▶ _ABOUT THIS EXERCISE_
Could you give the records below again exactly, without the pictures?

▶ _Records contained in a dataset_
=== Begin Enclosure ===

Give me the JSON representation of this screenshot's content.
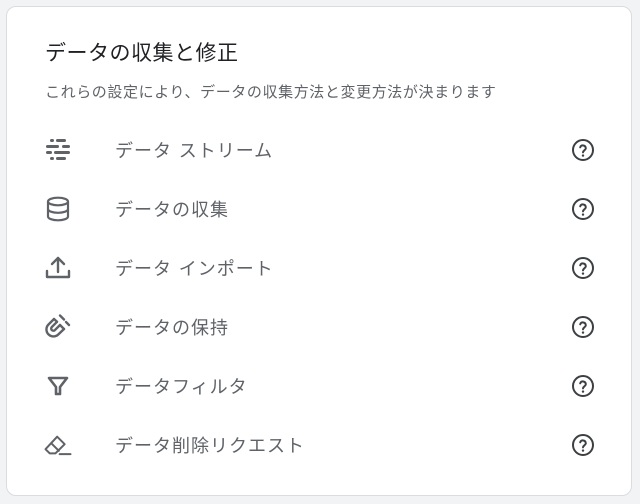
{
  "card": {
    "title": "データの収集と修正",
    "subtitle": "これらの設定により、データの収集方法と変更方法が決まります"
  },
  "items": [
    {
      "label": "データ ストリーム",
      "icon": "data-streams-icon"
    },
    {
      "label": "データの収集",
      "icon": "database-icon"
    },
    {
      "label": "データ インポート",
      "icon": "upload-icon"
    },
    {
      "label": "データの保持",
      "icon": "magnet-icon"
    },
    {
      "label": "データフィルタ",
      "icon": "filter-icon"
    },
    {
      "label": "データ削除リクエスト",
      "icon": "eraser-icon"
    }
  ],
  "help_icon": "help-circle-icon",
  "colors": {
    "background": "#f1f3f4",
    "card": "#ffffff",
    "border": "#dadce0",
    "icon": "#5f6368",
    "text": "#5f6368",
    "title": "#202124"
  }
}
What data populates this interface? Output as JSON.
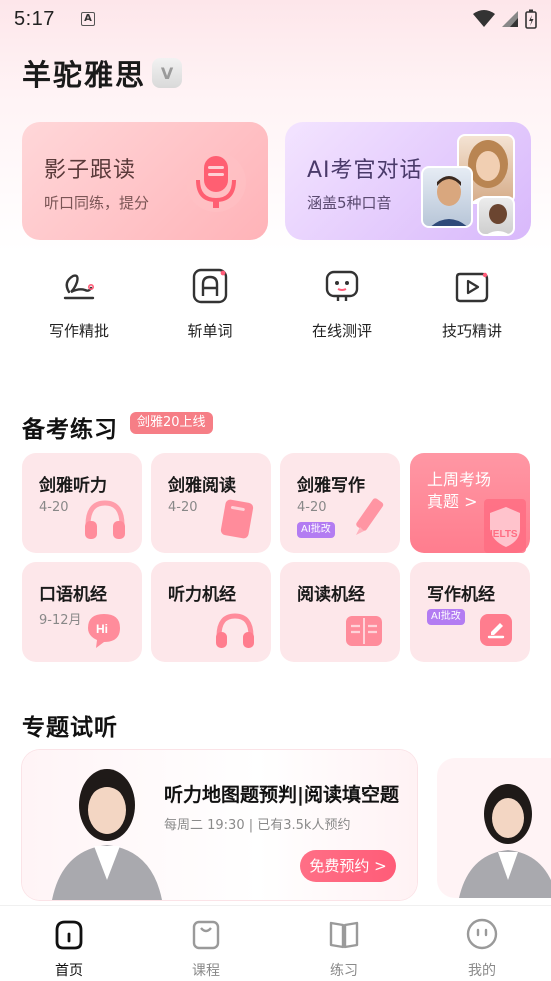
{
  "status": {
    "time": "5:17"
  },
  "brand": {
    "name": "羊驼雅思"
  },
  "cards": {
    "shadow": {
      "title": "影子跟读",
      "subtitle": "听口同练，提分"
    },
    "ai": {
      "title": "AI考官对话",
      "subtitle": "涵盖5种口音"
    }
  },
  "quick": [
    {
      "label": "写作精批",
      "icon": "pen-signature-icon"
    },
    {
      "label": "斩单词",
      "icon": "letter-a-icon"
    },
    {
      "label": "在线测评",
      "icon": "robot-icon"
    },
    {
      "label": "技巧精讲",
      "icon": "play-icon"
    }
  ],
  "practice": {
    "title": "备考练习",
    "badge": "剑雅20上线",
    "tiles": [
      {
        "title": "剑雅听力",
        "sub": "4-20"
      },
      {
        "title": "剑雅阅读",
        "sub": "4-20"
      },
      {
        "title": "剑雅写作",
        "sub": "4-20",
        "ai": "AI批改"
      },
      {
        "title": "上周考场",
        "title2": "真题 >",
        "book": "IELTS"
      },
      {
        "title": "口语机经",
        "sub": "9-12月",
        "bubble": "Hi"
      },
      {
        "title": "听力机经"
      },
      {
        "title": "阅读机经"
      },
      {
        "title": "写作机经",
        "ai": "AI批改"
      }
    ]
  },
  "topics": {
    "title": "专题试听",
    "course": {
      "title": "听力地图题预判|阅读填空题",
      "meta": "每周二 19:30 | 已有3.5k人预约",
      "button": "免费预约 >"
    }
  },
  "tabs": [
    {
      "label": "首页",
      "icon": "home-icon",
      "active": true
    },
    {
      "label": "课程",
      "icon": "bag-icon",
      "active": false
    },
    {
      "label": "练习",
      "icon": "book-icon",
      "active": false
    },
    {
      "label": "我的",
      "icon": "face-icon",
      "active": false
    }
  ],
  "colors": {
    "accent": "#ff5c78",
    "tile_bg": "#fde7ea",
    "ai_badge": "#b37cf2",
    "pill": "#f67e86"
  }
}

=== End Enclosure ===

▶ _RESPONSE BELOW_
Give me the JSON representation of this screenshot's content.
{
  "card": {
    "title": "データの収集と修正",
    "subtitle": "これらの設定により、データの収集方法と変更方法が決まります"
  },
  "items": [
    {
      "label": "データ ストリーム",
      "icon": "data-streams-icon"
    },
    {
      "label": "データの収集",
      "icon": "database-icon"
    },
    {
      "label": "データ インポート",
      "icon": "upload-icon"
    },
    {
      "label": "データの保持",
      "icon": "magnet-icon"
    },
    {
      "label": "データフィルタ",
      "icon": "filter-icon"
    },
    {
      "label": "データ削除リクエスト",
      "icon": "eraser-icon"
    }
  ],
  "help_icon": "help-circle-icon",
  "colors": {
    "background": "#f1f3f4",
    "card": "#ffffff",
    "border": "#dadce0",
    "icon": "#5f6368",
    "text": "#5f6368",
    "title": "#202124"
  }
}
What data populates this interface? Output as JSON.
{
  "status": {
    "time": "5:17"
  },
  "brand": {
    "name": "羊驼雅思"
  },
  "cards": {
    "shadow": {
      "title": "影子跟读",
      "subtitle": "听口同练，提分"
    },
    "ai": {
      "title": "AI考官对话",
      "subtitle": "涵盖5种口音"
    }
  },
  "quick": [
    {
      "label": "写作精批",
      "icon": "pen-signature-icon"
    },
    {
      "label": "斩单词",
      "icon": "letter-a-icon"
    },
    {
      "label": "在线测评",
      "icon": "robot-icon"
    },
    {
      "label": "技巧精讲",
      "icon": "play-icon"
    }
  ],
  "practice": {
    "title": "备考练习",
    "badge": "剑雅20上线",
    "tiles": [
      {
        "title": "剑雅听力",
        "sub": "4-20"
      },
      {
        "title": "剑雅阅读",
        "sub": "4-20"
      },
      {
        "title": "剑雅写作",
        "sub": "4-20",
        "ai": "AI批改"
      },
      {
        "title": "上周考场",
        "title2": "真题 >",
        "book": "IELTS"
      },
      {
        "title": "口语机经",
        "sub": "9-12月",
        "bubble": "Hi"
      },
      {
        "title": "听力机经"
      },
      {
        "title": "阅读机经"
      },
      {
        "title": "写作机经",
        "ai": "AI批改"
      }
    ]
  },
  "topics": {
    "title": "专题试听",
    "course": {
      "title": "听力地图题预判|阅读填空题",
      "meta": "每周二 19:30 | 已有3.5k人预约",
      "button": "免费预约 >"
    }
  },
  "tabs": [
    {
      "label": "首页",
      "icon": "home-icon",
      "active": true
    },
    {
      "label": "课程",
      "icon": "bag-icon",
      "active": false
    },
    {
      "label": "练习",
      "icon": "book-icon",
      "active": false
    },
    {
      "label": "我的",
      "icon": "face-icon",
      "active": false
    }
  ],
  "colors": {
    "accent": "#ff5c78",
    "tile_bg": "#fde7ea",
    "ai_badge": "#b37cf2",
    "pill": "#f67e86"
  }
}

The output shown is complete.